Shown here in earlier action, junior Walter Peppelman took three consecutive matches to emerge the champion of the 157-pound weight class on Sunday at the Keystone Classic in Philadelphia, Penn. The co-captain defeated foes from VMI, Appalachian State, and Princeton en route to the title.
On Sunday the Harvard wrestling team competed at the Keystone Classic in Philadelphia, Penn., where the squad’s top performers showed their opponents anything but brotherly love.
The Crimson placed five members of its squad within the top six in their respective weight classes, with co-captain Walter Peppelman taking the title at 157 pounds, and junior Steven Keith and sophomore Cameron Croy dropping close title bouts to both take second place at 133 pounds and 184 pounds, respectively. Harvard earned fifth place out of 11 squads in the overall team standings.
After mustering a third-place finish at last weekend’s Binghamton Open, No. 1 seeded Peppelman rebounded to defeat No. 3 Dan Kolodzik of Princeton. In the final matchup, Peppelman took an early 2-0 lead and never looked back, eventually shutting out his opponent, 3-0. Throughout the day, Peppelman gave up just one point in his three matchups.
“He did a great job,” Harvard coach Jay Weiss said. “He looked good, and he looked strong. In the finals, he controlled the match ... and he wasn’t getting threatened much.”

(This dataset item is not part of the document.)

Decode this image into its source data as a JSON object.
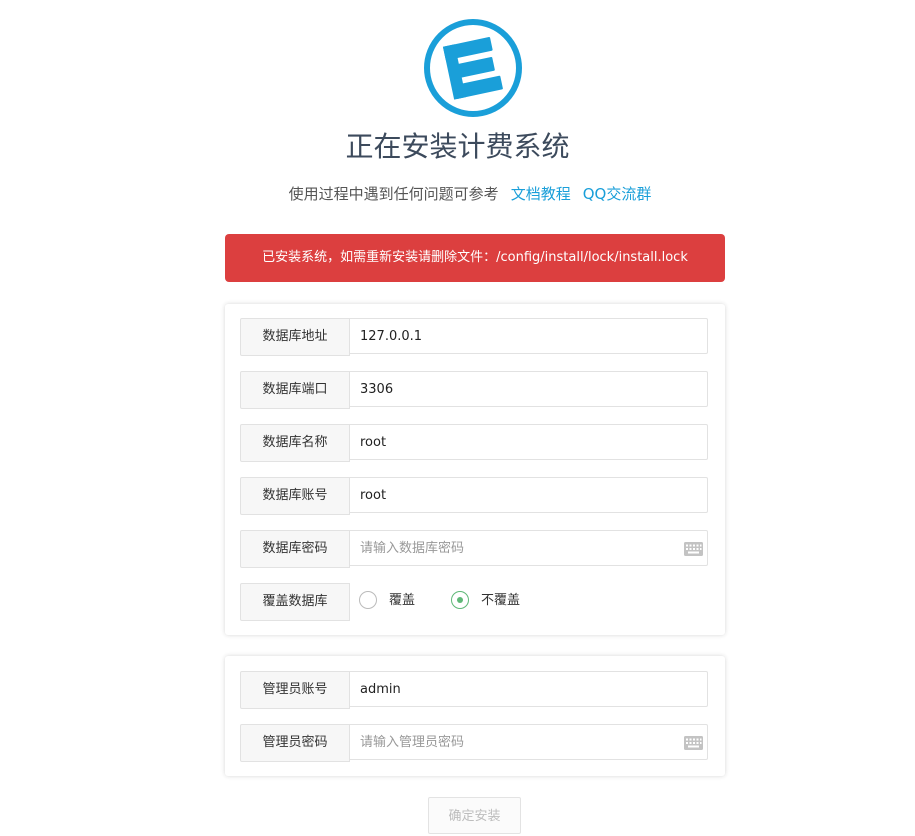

Earlier in the day, Peppelman received a bye in the first round as a result of his seeding before earning an impressive fall just eight seconds into the match against Virginia Military Institute’s Ted Gottwald. After his quick finish, Peppelman earned a 4-1 decision against No. 5 seed Chip Powell of Appalachian State, who had pinned his first opponent at the 0:40 mark and earned a technical fall in his second-round bout. Peppelman’s three wins brought his collegiate career record to 70-27.
Similarly to Peppelman, No. 2 seed Keith finished in third place last week, but the 133-pounder went one better this weekend, falling in the championship match to No. 1 seed Brian Ortenzio from Penn after being put in an early hole.

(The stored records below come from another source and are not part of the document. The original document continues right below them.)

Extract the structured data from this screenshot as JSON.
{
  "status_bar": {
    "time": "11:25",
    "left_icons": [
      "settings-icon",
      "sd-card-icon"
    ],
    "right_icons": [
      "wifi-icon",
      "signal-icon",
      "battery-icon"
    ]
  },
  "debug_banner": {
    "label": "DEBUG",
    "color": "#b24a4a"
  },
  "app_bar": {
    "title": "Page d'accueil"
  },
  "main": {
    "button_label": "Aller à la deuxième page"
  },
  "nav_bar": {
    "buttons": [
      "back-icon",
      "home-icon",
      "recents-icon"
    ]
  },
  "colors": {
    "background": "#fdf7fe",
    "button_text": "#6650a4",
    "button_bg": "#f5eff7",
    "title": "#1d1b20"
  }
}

“Compared to last weekend, I feel like I just moved significantly better on my feet,” Keith said. “I opened up and just wasn’t nervous about anything. I just went out there and wrestled as hard as I could, and it helped me get one spot better.”
Ortenzio got out to an early 2-0 lead with a takedown, but Keith responded with an escape to bring the score back to 2-1. In the second period, Ortenzio earned a pair of back points to increase his lead to 6-2. Despite Keith’s best efforts to make a comeback, Ortenzio held on for a 6-5 decision over Keith.

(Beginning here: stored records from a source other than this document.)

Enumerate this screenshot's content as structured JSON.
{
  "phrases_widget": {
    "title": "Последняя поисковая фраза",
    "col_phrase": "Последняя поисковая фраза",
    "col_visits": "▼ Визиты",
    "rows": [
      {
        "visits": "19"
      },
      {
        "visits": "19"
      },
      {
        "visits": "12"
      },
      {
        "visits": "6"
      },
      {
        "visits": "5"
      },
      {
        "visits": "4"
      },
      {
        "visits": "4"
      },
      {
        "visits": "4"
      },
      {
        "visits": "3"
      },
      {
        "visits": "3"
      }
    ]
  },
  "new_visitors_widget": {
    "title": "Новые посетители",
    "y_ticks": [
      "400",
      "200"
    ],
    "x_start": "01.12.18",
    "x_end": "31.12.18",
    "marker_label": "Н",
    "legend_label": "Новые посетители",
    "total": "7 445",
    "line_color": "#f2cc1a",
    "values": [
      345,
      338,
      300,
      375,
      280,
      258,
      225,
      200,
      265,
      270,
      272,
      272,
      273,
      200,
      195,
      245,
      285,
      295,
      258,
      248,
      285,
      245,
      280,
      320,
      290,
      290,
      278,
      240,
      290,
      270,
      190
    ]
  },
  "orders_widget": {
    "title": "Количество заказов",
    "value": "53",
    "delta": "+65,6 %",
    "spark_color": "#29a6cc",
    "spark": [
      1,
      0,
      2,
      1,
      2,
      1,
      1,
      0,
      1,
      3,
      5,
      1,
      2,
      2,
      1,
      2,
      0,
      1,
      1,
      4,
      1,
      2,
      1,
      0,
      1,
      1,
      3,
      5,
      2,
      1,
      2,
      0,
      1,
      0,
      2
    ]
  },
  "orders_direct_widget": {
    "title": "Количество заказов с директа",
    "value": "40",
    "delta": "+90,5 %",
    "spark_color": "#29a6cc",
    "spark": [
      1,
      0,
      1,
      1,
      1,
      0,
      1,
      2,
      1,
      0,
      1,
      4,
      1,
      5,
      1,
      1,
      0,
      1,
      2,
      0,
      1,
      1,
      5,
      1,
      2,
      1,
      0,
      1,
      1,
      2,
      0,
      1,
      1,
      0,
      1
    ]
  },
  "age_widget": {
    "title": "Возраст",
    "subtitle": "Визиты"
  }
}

The final Crimson squad member to make the finals was No. 2 seed Croy, who lost an overtime matchup to No. 1 seed Andrew Trotman from Appalachian State. The 184-pounder made quick work of his opponents in his first two matches, earning a 10-4 decision over Jon Hartley from Appalachian State and a 12-4 major decision against No. 6 Dan Santoro from Princeton.
In the final, Trotman pushed ahead for an early 4-1 lead, but down, 5-4, Croy gained a critical escape to tie the score and send the matchup into overtime after the third period. Despite the comeback for Croy, Trotman earned a quick takedown just six seconds into sudden victory to claim the championship at 184 pounds.
“It was frustrating just because I thought he wrestled good, smart matches throughout the first three periods,” Weiss said.
Other players who earned spots in the top six were unseeded freshman Joe Barbato and sophomore Paul Ligouri, the No. 3 seed, with both Harvard wrestlers securing fifth-place finishes at 125 pounds and 149 pounds, respectively.
Barbato won by decision in his first two bouts, but No. 1 seed Levi Mele pinned Barbato at the 1:46 mark in the semifinals. In the wrestlebacks, Barbato was pinned again at 1:36 against No. 3 seed Thomas Williams from American before earning a fall of his own at the 0:54 mark against Appalachian State’s Tony Gravely.
Ligouri made an impressive run to the winner’s circle at 149 pounds last weekend but had to settle for fifth place this time around.
In his first two rounds, Ligouri only gave up one point, picking up two major decisions against Appalachian State’s Russ Benner and Princeton’s Luis Ramos. In the quarterfinals, Ligouri lost a tough 7-5 decision to No. 6 seed Kevin Tao from American but pulled out the victory in the fifth-place matchup over No. 5 seed Savva Kostis of Appalachian State.
—Staff writer Steven T. A. Roach can be reached at email@example.com.